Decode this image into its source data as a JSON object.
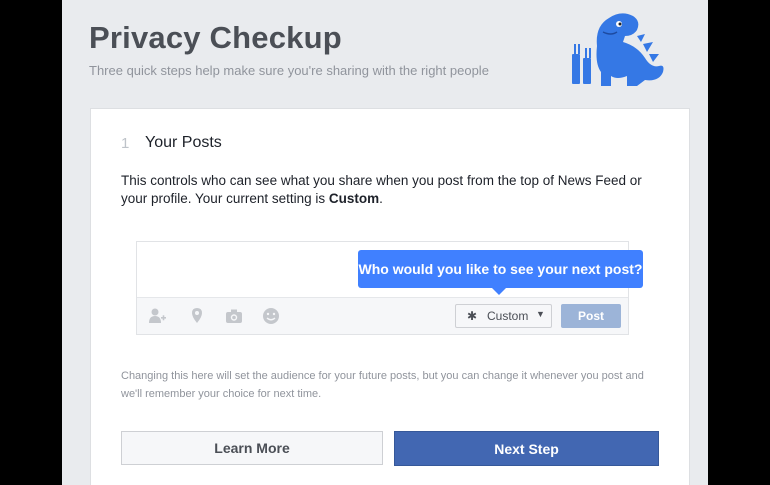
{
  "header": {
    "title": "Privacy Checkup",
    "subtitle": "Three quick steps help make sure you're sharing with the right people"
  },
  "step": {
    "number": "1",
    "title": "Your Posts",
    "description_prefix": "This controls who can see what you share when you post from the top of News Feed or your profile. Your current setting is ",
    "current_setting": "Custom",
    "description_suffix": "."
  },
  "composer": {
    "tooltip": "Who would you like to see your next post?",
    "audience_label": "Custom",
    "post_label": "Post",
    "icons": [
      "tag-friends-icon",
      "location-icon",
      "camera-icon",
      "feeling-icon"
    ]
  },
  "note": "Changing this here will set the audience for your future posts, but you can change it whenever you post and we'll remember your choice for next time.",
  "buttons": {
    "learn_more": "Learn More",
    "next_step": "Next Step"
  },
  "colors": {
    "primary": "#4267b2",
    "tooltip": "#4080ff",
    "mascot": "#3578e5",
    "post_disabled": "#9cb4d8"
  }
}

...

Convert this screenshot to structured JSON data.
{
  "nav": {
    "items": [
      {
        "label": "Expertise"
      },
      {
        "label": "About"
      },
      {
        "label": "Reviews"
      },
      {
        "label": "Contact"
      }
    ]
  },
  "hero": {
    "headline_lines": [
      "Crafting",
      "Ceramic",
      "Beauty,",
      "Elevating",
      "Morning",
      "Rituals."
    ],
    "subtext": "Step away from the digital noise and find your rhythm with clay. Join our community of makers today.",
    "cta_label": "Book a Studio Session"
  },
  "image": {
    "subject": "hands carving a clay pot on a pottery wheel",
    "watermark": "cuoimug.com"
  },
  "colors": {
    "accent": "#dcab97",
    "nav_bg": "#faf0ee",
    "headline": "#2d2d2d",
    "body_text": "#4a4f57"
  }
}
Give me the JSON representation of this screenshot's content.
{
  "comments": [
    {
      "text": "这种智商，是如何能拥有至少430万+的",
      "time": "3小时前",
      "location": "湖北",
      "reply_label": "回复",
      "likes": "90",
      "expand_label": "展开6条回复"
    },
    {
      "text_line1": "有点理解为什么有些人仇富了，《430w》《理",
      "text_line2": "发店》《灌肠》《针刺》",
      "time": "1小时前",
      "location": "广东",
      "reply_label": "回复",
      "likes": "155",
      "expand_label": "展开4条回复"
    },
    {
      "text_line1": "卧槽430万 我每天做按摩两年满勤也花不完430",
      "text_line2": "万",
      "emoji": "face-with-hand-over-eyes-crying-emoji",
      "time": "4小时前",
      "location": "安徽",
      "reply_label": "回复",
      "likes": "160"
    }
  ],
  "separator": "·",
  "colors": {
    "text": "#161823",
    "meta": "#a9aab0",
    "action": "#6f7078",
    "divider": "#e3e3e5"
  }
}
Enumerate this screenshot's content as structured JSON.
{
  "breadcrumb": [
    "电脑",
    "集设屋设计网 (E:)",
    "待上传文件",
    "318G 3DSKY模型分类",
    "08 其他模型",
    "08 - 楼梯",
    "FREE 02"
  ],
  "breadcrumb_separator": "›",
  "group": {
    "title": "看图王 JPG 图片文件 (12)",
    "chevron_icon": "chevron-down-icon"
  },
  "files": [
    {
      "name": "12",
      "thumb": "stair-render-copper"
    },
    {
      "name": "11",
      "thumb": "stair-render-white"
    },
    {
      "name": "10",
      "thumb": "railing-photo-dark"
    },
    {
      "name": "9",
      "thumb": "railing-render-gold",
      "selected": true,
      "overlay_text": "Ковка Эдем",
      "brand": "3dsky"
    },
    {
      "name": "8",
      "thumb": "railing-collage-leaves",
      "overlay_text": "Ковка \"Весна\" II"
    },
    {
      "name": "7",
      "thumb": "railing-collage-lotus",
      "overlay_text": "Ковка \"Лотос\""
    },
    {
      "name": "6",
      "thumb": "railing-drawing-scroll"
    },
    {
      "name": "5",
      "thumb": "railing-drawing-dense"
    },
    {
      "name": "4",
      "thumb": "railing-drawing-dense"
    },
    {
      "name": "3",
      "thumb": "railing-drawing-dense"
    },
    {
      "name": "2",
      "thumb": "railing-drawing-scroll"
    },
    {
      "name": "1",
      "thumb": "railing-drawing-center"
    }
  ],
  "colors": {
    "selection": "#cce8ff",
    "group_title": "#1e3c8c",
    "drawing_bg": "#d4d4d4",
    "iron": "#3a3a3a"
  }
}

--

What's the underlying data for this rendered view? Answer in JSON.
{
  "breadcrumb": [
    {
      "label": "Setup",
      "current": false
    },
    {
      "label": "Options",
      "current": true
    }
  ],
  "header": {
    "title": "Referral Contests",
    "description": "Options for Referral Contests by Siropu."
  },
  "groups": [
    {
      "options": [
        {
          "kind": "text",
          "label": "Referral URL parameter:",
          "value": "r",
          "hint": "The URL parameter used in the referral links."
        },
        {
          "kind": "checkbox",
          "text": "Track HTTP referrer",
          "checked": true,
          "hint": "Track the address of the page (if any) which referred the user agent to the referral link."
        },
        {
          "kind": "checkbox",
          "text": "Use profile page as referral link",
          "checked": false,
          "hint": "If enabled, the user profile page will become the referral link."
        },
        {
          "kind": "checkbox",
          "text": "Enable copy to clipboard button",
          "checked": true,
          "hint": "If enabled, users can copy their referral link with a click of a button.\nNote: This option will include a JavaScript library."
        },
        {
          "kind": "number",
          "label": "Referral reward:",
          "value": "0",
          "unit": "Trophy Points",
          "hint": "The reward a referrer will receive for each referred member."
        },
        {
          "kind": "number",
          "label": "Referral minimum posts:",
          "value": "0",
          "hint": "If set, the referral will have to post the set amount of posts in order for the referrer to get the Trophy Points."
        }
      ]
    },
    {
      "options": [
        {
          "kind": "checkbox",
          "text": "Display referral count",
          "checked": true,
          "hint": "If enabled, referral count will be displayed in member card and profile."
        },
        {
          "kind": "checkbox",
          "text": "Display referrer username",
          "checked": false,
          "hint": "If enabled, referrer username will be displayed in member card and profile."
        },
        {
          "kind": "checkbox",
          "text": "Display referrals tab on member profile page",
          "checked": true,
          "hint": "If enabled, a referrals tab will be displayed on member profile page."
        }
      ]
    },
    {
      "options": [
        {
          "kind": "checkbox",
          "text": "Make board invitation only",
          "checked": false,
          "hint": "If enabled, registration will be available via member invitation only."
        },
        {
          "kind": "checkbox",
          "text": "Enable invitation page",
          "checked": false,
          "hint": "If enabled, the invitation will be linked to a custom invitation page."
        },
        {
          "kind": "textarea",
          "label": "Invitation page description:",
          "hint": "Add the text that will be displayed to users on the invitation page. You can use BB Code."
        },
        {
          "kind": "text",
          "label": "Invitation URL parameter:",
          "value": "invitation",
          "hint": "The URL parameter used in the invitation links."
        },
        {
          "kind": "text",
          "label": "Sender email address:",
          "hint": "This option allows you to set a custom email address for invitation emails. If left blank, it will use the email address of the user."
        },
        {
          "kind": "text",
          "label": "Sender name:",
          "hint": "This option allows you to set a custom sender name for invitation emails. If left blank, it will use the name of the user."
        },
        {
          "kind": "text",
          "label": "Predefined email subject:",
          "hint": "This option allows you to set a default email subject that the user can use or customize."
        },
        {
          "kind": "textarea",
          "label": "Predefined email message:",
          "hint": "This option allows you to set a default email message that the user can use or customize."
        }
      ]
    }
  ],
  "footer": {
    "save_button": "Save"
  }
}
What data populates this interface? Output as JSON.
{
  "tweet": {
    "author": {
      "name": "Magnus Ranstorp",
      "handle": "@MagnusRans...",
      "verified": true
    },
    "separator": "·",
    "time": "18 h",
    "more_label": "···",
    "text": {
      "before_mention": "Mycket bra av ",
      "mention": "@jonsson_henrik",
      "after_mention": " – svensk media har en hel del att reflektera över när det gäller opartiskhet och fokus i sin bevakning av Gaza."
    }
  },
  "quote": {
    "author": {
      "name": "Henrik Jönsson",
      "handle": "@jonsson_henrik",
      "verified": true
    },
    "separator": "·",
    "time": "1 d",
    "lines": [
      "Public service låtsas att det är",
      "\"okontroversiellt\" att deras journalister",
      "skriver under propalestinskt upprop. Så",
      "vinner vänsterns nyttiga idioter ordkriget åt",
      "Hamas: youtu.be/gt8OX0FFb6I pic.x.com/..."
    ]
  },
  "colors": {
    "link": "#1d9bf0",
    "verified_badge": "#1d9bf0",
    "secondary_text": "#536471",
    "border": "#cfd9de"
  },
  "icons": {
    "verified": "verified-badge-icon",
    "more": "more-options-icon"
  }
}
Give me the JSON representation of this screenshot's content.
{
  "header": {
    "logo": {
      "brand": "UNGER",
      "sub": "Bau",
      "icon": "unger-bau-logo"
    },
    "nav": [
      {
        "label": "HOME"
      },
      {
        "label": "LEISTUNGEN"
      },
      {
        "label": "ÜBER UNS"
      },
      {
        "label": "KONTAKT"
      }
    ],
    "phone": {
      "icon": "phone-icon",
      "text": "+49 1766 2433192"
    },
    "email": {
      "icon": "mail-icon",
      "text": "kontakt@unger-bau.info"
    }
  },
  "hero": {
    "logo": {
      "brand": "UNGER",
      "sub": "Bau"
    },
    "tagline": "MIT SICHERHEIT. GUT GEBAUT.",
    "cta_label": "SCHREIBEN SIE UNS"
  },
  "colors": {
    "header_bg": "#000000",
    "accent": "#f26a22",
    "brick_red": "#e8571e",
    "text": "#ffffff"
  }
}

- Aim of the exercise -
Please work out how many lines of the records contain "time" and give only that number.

- Completed exercise -
6